Action item> Could you show each line of the records that contains the word "Compose"?

The data>
━━━━━━

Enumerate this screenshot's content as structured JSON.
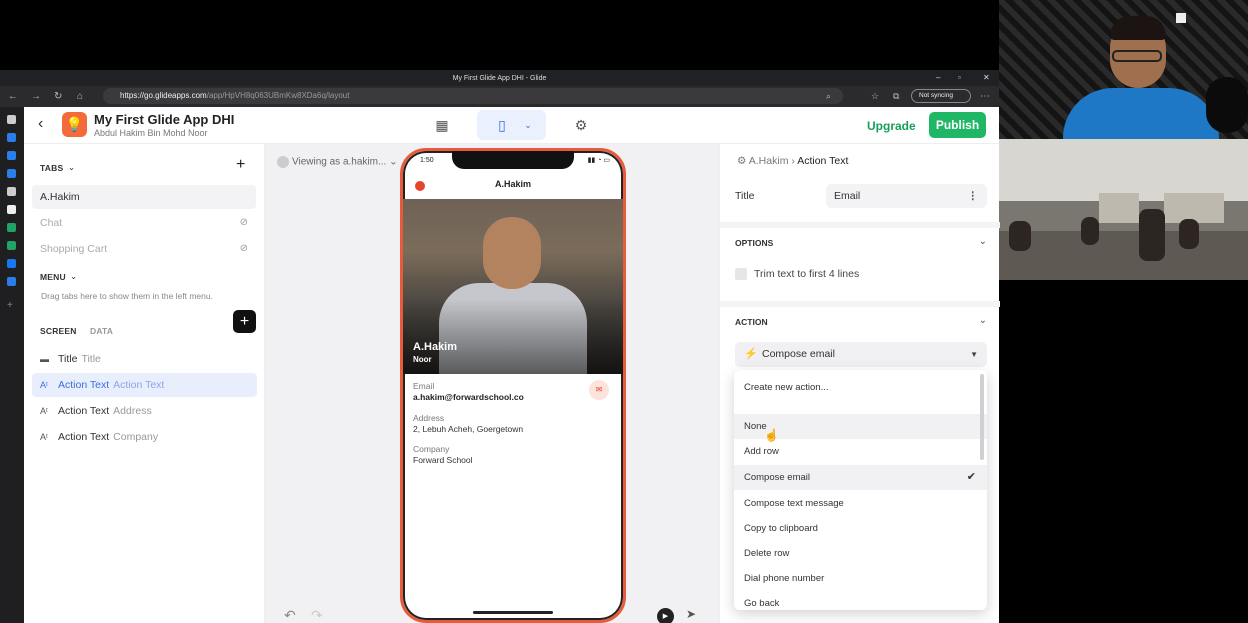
{
  "browser": {
    "window_title": "My First Glide App DHI - Glide",
    "url_prefix": "https://go.glideapps.com",
    "url_path": "/app/HpVH8q063UBmKw8XDa6q/layout",
    "sync_label": "Not syncing"
  },
  "app": {
    "name": "My First Glide App DHI",
    "owner": "Abdul Hakim Bin Mohd Noor",
    "upgrade_label": "Upgrade",
    "publish_label": "Publish"
  },
  "left": {
    "tabs_header": "TABS",
    "tabs": [
      {
        "label": "A.Hakim"
      },
      {
        "label": "Chat"
      },
      {
        "label": "Shopping Cart"
      }
    ],
    "menu_header": "MENU",
    "menu_hint": "Drag tabs here to show them in the left menu.",
    "screen_tab": "SCREEN",
    "data_tab": "DATA",
    "components": [
      {
        "type": "Title",
        "value": "Title"
      },
      {
        "type": "Action Text",
        "value": "Action Text"
      },
      {
        "type": "Action Text",
        "value": "Address"
      },
      {
        "type": "Action Text",
        "value": "Company"
      }
    ]
  },
  "canvas": {
    "viewing_as": "Viewing as a.hakim..."
  },
  "phone": {
    "time": "1:50",
    "header": "A.Hakim",
    "name_line1": "A.Hakim",
    "name_line2": "Noor",
    "fields": [
      {
        "label": "Email",
        "value": "a.hakim@forwardschool.co"
      },
      {
        "label": "Address",
        "value": "2, Lebuh Acheh, Goergetown"
      },
      {
        "label": "Company",
        "value": "Forward School"
      }
    ]
  },
  "right": {
    "crumb_parent": "A.Hakim",
    "crumb_current": "Action Text",
    "title_label": "Title",
    "title_value": "Email",
    "options_header": "OPTIONS",
    "trim_label": "Trim text to first 4 lines",
    "action_header": "ACTION",
    "action_selected": "Compose email",
    "action_options": [
      "Create new action...",
      "None",
      "Add row",
      "Compose email",
      "Compose text message",
      "Copy to clipboard",
      "Delete row",
      "Dial phone number",
      "Go back"
    ]
  }
}
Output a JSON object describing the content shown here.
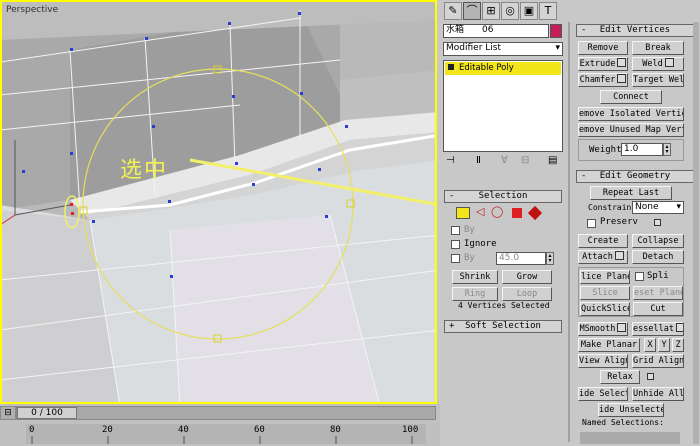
{
  "viewport": {
    "label": "Perspective",
    "annotation": "选中"
  },
  "toolbar_icons": [
    "create-icon",
    "modify-icon",
    "hierarchy-icon",
    "motion-icon",
    "display-icon",
    "utilities-icon"
  ],
  "object": {
    "name": "水箱",
    "number": "06",
    "color": "#c21f5a"
  },
  "modifier": {
    "list_label": "Modifier List",
    "stack_item": "Editable Poly"
  },
  "stack_buttons": [
    "pin-stack-icon",
    "show-end-result-icon",
    "make-unique-icon",
    "remove-modifier-icon",
    "configure-sets-icon"
  ],
  "selection": {
    "title": "Selection",
    "by_vertex": "By",
    "ignore": "Ignore",
    "by_angle": "By",
    "angle_value": "45.0",
    "shrink": "Shrink",
    "grow": "Grow",
    "ring": "Ring",
    "loop": "Loop",
    "status": "4 Vertices Selected"
  },
  "edit_vertices": {
    "title": "Edit Vertices",
    "remove": "Remove",
    "break": "Break",
    "extrude": "Extrude",
    "weld": "Weld",
    "chamfer": "Chamfer",
    "target_weld": "Target Weld",
    "connect": "Connect",
    "remove_isolated": "emove Isolated Vertice",
    "remove_unused": "emove Unused Map Verti",
    "weight_label": "Weight:",
    "weight_value": "1.0"
  },
  "edit_geometry": {
    "title": "Edit Geometry",
    "repeat_last": "Repeat Last",
    "constraints_label": "Constraints:",
    "constraints_value": "None",
    "preserve": "Preserv",
    "create": "Create",
    "collapse": "Collapse",
    "attach": "Attach",
    "detach": "Detach",
    "slice_plane": "lice Plane",
    "split": "Spli",
    "slice": "Slice",
    "reset_plane": "eset Plane",
    "quickslice": "QuickSlice",
    "cut": "Cut",
    "msmooth": "MSmooth",
    "tessellate": "essellat",
    "make_planar": "Make Planar",
    "x": "X",
    "y": "Y",
    "z": "Z",
    "view_align": "View Align",
    "grid_align": "Grid Align",
    "relax": "Relax",
    "hide_selected": "ide Selecte",
    "unhide_all": "Unhide All",
    "hide_unselected": "ide Unselecte",
    "named_selections": "Named Selections:"
  },
  "timeline": {
    "frame": "0 / 100",
    "ticks": [
      "0",
      "20",
      "40",
      "60",
      "80",
      "100"
    ]
  },
  "colors": {
    "viewport_border": "#ffff00",
    "selected_vertex": "#e02020",
    "vertex": "#2a3bd6",
    "annotation": "#f2f06a"
  }
}
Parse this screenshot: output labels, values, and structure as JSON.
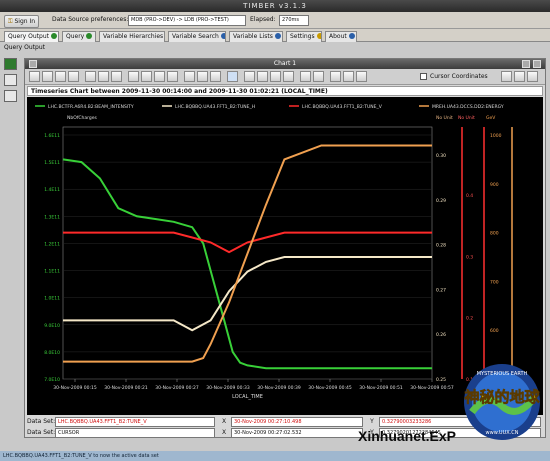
{
  "window": {
    "title": "TIMBER v3.1.3"
  },
  "toolbar": {
    "sign_in": "Sign In",
    "ds_pref_label": "Data Source preferences:",
    "ds_pref_value": "MDB (PRO->DEV) -> LDB (PRO->TEST)",
    "elapsed_label": "Elapsed:",
    "elapsed_value": "270ms"
  },
  "tabs": [
    {
      "label": "Query Output"
    },
    {
      "label": "Query"
    },
    {
      "label": "Variable Hierarchies"
    },
    {
      "label": "Variable Search"
    },
    {
      "label": "Variable Lists"
    },
    {
      "label": "Settings"
    },
    {
      "label": "About"
    }
  ],
  "section_label": "Query Output",
  "chart_window": {
    "title": "Chart 1",
    "cursor_coords_label": "Cursor Coordinates"
  },
  "chart_header": "Timeseries Chart between 2009-11-30 00:14:00 and 2009-11-30 01:02:21 (LOCAL_TIME)",
  "chart_data": {
    "type": "line",
    "title": "Timeseries Chart between 2009-11-30 00:14:00 and 2009-11-30 01:02:21 (LOCAL_TIME)",
    "xlabel": "LOCAL_TIME",
    "left_axis_label": "NbOfCharges",
    "left_ticks": [
      "1.6E11",
      "1.5E11",
      "1.4E11",
      "1.3E11",
      "1.2E11",
      "1.1E11",
      "1.0E11",
      "9.0E10",
      "8.0E10",
      "7.0E10"
    ],
    "right_axis_labels": [
      "No Unit",
      "No Unit",
      "GeV"
    ],
    "right1_ticks": [
      "0.30",
      "0.29",
      "0.28",
      "0.27",
      "0.26",
      "0.25"
    ],
    "right2_ticks": [
      "0.4",
      "0.3",
      "0.2",
      "0.1"
    ],
    "right3_ticks": [
      "1000",
      "900",
      "800",
      "700",
      "600",
      "500"
    ],
    "x_ticks": [
      "30-Nov-2009 00:15",
      "30-Nov-2009 00:21",
      "30-Nov-2009 00:27",
      "30-Nov-2009 00:33",
      "30-Nov-2009 00:39",
      "30-Nov-2009 00:45",
      "30-Nov-2009 00:51",
      "30-Nov-2009 00:57"
    ],
    "series": [
      {
        "name": "LHC.BCTFR.A6R4.B2:BEAM_INTENSITY",
        "color": "#38d038",
        "x": [
          0,
          0.05,
          0.1,
          0.15,
          0.2,
          0.25,
          0.3,
          0.35,
          0.38,
          0.4,
          0.42,
          0.44,
          0.46,
          0.48,
          0.5,
          0.55,
          0.6,
          0.7,
          0.8,
          0.9,
          1.0
        ],
        "y": [
          151000000000.0,
          150000000000.0,
          144000000000.0,
          133000000000.0,
          130000000000.0,
          129000000000.0,
          128000000000.0,
          126000000000.0,
          120000000000.0,
          110000000000.0,
          100000000000.0,
          90000000000.0,
          80000000000.0,
          76000000000.0,
          75000000000.0,
          74000000000.0,
          74000000000.0,
          74000000000.0,
          74000000000.0,
          74000000000.0,
          74000000000.0
        ]
      },
      {
        "name": "LHC.BQBBQ.UA43.FFT1_B2:TUNE_H",
        "color": "#f5e8c8",
        "x": [
          0,
          0.1,
          0.2,
          0.3,
          0.35,
          0.4,
          0.45,
          0.5,
          0.55,
          0.6,
          0.7,
          0.8,
          0.9,
          1.0
        ],
        "y": [
          0.262,
          0.262,
          0.262,
          0.262,
          0.26,
          0.262,
          0.268,
          0.272,
          0.274,
          0.275,
          0.275,
          0.275,
          0.275,
          0.275
        ]
      },
      {
        "name": "LHC.BQBBQ.UA43.FFT1_B2:TUNE_V",
        "color": "#ff2a2a",
        "x": [
          0,
          0.1,
          0.2,
          0.3,
          0.35,
          0.4,
          0.45,
          0.5,
          0.55,
          0.6,
          0.7,
          0.8,
          0.9,
          1.0
        ],
        "y": [
          0.28,
          0.28,
          0.28,
          0.28,
          0.279,
          0.278,
          0.276,
          0.278,
          0.279,
          0.28,
          0.28,
          0.28,
          0.28,
          0.28
        ]
      },
      {
        "name": "MREH.UA43.DCCS.DD2:ENERGY",
        "color": "#f0a050",
        "x": [
          0,
          0.3,
          0.35,
          0.38,
          0.4,
          0.45,
          0.5,
          0.55,
          0.6,
          0.7,
          0.8,
          0.9,
          1.0
        ],
        "y": [
          450,
          450,
          450,
          460,
          500,
          620,
          760,
          900,
          1030,
          1070,
          1070,
          1070,
          1070
        ]
      }
    ]
  },
  "datasets": [
    {
      "label": "Data Set:",
      "name": "LHC.BQBBQ.UA43.FFT1_B2:TUNE_V",
      "time": "30-Nov-2009 00:27:10.498",
      "value": "0.32790003233286"
    },
    {
      "label": "Data Set:",
      "name": "CURSOR",
      "time": "30-Nov-2009 00:27:02.532",
      "value": "0.32790201272284645"
    }
  ],
  "status": "LHC.BQBBQ.UA43.FFT1_B2:TUNE_V to now the active data set",
  "watermark": {
    "text": "Xinhuanet.ExP",
    "cn": "神秘的地球",
    "small": "MYSTERIOUS EARTH",
    "url": "www.UUX.CN"
  }
}
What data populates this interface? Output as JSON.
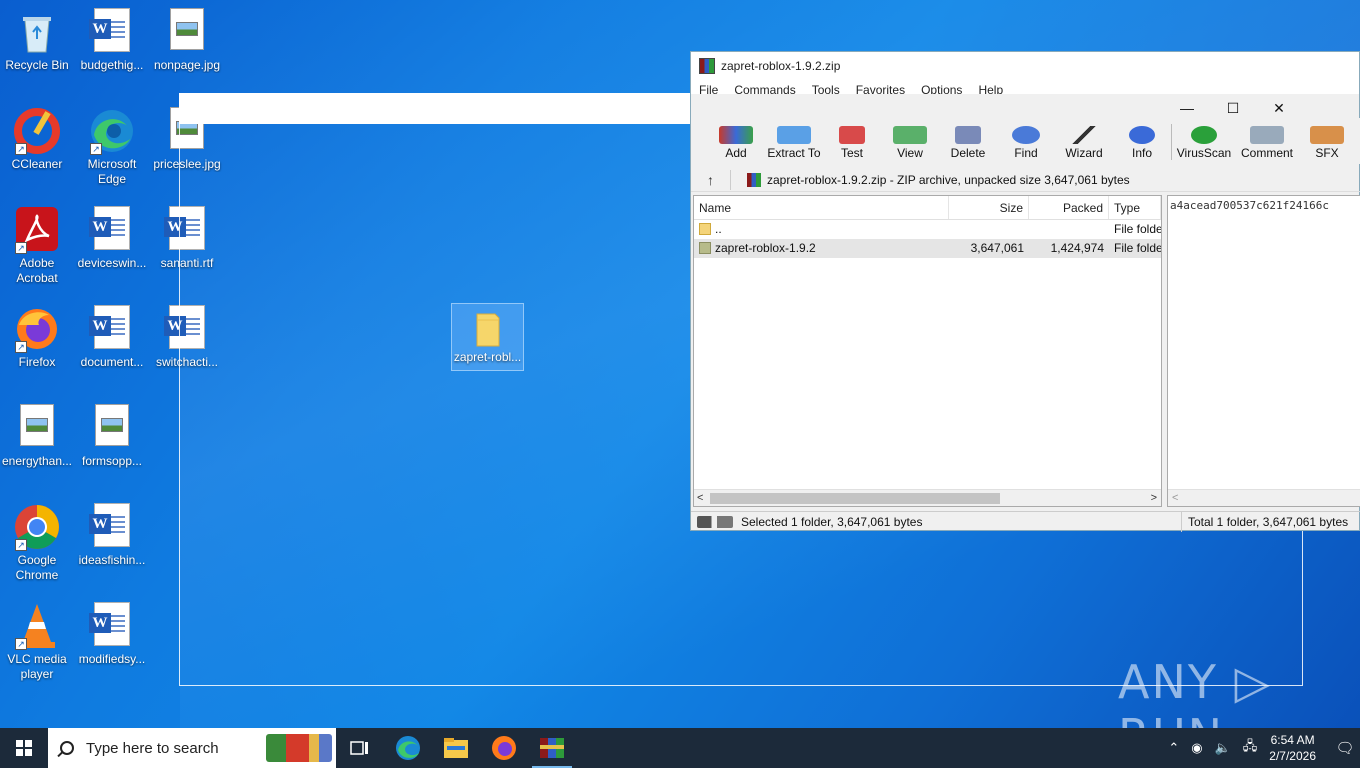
{
  "desktop": {
    "icons": [
      {
        "label": "Recycle Bin"
      },
      {
        "label": "budgethig..."
      },
      {
        "label": "nonpage.jpg"
      },
      {
        "label": "CCleaner"
      },
      {
        "label": "Microsoft Edge"
      },
      {
        "label": "priceslee.jpg"
      },
      {
        "label": "Adobe Acrobat"
      },
      {
        "label": "deviceswin..."
      },
      {
        "label": "sananti.rtf"
      },
      {
        "label": "Firefox"
      },
      {
        "label": "document..."
      },
      {
        "label": "switchacti..."
      },
      {
        "label": "energythan..."
      },
      {
        "label": "formsopp..."
      },
      {
        "label": "Google Chrome"
      },
      {
        "label": "ideasfishin..."
      },
      {
        "label": "VLC media player"
      },
      {
        "label": "modifiedsy..."
      },
      {
        "label": "zapret-robl..."
      }
    ]
  },
  "winrar": {
    "title": "zapret-roblox-1.9.2.zip",
    "menu": [
      "File",
      "Commands",
      "Tools",
      "Favorites",
      "Options",
      "Help"
    ],
    "toolbar": [
      "Add",
      "Extract To",
      "Test",
      "View",
      "Delete",
      "Find",
      "Wizard",
      "Info",
      "VirusScan",
      "Comment",
      "SFX"
    ],
    "address": "zapret-roblox-1.9.2.zip - ZIP archive, unpacked size 3,647,061 bytes",
    "up_arrow": "↑",
    "columns": {
      "name": "Name",
      "size": "Size",
      "packed": "Packed",
      "type": "Type"
    },
    "rows": [
      {
        "name": "..",
        "size": "",
        "packed": "",
        "type": "File folder"
      },
      {
        "name": "zapret-roblox-1.9.2",
        "size": "3,647,061",
        "packed": "1,424,974",
        "type": "File folder"
      }
    ],
    "info_hash": "a4acead700537c621f24166c",
    "status_left": "Selected 1 folder, 3,647,061 bytes",
    "status_right": "Total 1 folder, 3,647,061 bytes"
  },
  "window_controls": {
    "minimize": "—",
    "maximize": "☐",
    "close": "✕"
  },
  "taskbar": {
    "search_placeholder": "Type here to search",
    "time": "6:54 AM",
    "date": "2/7/2026"
  },
  "watermark": "ANY ▷ RUN"
}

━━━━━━

Task response>
    "action_selected": "Compose email",
      "Compose email",
      "Compose text message",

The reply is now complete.